▸ Required action: What you give back must match the data character for character.

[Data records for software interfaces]
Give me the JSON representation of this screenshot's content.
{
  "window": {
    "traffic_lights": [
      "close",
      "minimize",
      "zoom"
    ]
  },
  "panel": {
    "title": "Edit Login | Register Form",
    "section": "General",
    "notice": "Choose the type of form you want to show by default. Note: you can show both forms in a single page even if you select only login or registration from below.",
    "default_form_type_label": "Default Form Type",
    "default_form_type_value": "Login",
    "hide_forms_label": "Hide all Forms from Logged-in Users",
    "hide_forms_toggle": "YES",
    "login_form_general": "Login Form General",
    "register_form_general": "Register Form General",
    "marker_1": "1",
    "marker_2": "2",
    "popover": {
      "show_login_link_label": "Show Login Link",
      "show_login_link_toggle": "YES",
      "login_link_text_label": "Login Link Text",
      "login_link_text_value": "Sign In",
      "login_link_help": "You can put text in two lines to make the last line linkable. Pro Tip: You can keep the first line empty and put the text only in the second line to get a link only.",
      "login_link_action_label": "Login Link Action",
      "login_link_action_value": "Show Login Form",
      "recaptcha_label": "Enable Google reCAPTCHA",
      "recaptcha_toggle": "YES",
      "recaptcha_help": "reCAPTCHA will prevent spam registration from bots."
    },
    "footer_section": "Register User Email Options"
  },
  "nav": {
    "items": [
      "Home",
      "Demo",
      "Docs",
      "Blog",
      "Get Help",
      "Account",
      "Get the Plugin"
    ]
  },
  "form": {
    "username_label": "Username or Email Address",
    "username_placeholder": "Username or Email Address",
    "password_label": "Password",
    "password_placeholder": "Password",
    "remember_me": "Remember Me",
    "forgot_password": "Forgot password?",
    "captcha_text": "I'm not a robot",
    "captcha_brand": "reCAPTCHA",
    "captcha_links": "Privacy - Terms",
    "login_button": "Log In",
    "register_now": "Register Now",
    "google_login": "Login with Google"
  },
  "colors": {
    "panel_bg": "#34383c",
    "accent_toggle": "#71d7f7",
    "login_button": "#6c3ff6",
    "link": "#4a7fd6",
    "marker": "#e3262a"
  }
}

▸ Response:
Give me the JSON representation of this screenshot's content.
{
  "window": {
    "traffic_lights": [
      "close",
      "minimize",
      "zoom"
    ]
  },
  "panel": {
    "title": "Edit Login | Register Form",
    "section": "General",
    "notice": "Choose the type of form you want to show by default. Note: you can show both forms in a single page even if you select only login or registration from below.",
    "default_form_type_label": "Default Form Type",
    "default_form_type_value": "Login",
    "hide_forms_label": "Hide all Forms from Logged-in Users",
    "hide_forms_toggle": "YES",
    "login_form_general": "Login Form General",
    "register_form_general": "Register Form General",
    "marker_1": "1",
    "marker_2": "2",
    "popover": {
      "show_login_link_label": "Show Login Link",
      "show_login_link_toggle": "YES",
      "login_link_text_label": "Login Link Text",
      "login_link_text_value": "Sign In",
      "login_link_help": "You can put text in two lines to make the last line linkable. Pro Tip: You can keep the first line empty and put the text only in the second line to get a link only.",
      "login_link_action_label": "Login Link Action",
      "login_link_action_value": "Show Login Form",
      "recaptcha_label": "Enable Google reCAPTCHA",
      "recaptcha_toggle": "YES",
      "recaptcha_help": "reCAPTCHA will prevent spam registration from bots."
    },
    "footer_section": "Register User Email Options"
  },
  "nav": {
    "items": [
      "Home",
      "Demo",
      "Docs",
      "Blog",
      "Get Help",
      "Account",
      "Get the Plugin"
    ]
  },
  "form": {
    "username_label": "Username or Email Address",
    "username_placeholder": "Username or Email Address",
    "password_label": "Password",
    "password_placeholder": "Password",
    "remember_me": "Remember Me",
    "forgot_password": "Forgot password?",
    "captcha_text": "I'm not a robot",
    "captcha_brand": "reCAPTCHA",
    "captcha_links": "Privacy - Terms",
    "login_button": "Log In",
    "register_now": "Register Now",
    "google_login": "Login with Google"
  },
  "colors": {
    "panel_bg": "#34383c",
    "accent_toggle": "#71d7f7",
    "login_button": "#6c3ff6",
    "link": "#4a7fd6",
    "marker": "#e3262a"
  }
}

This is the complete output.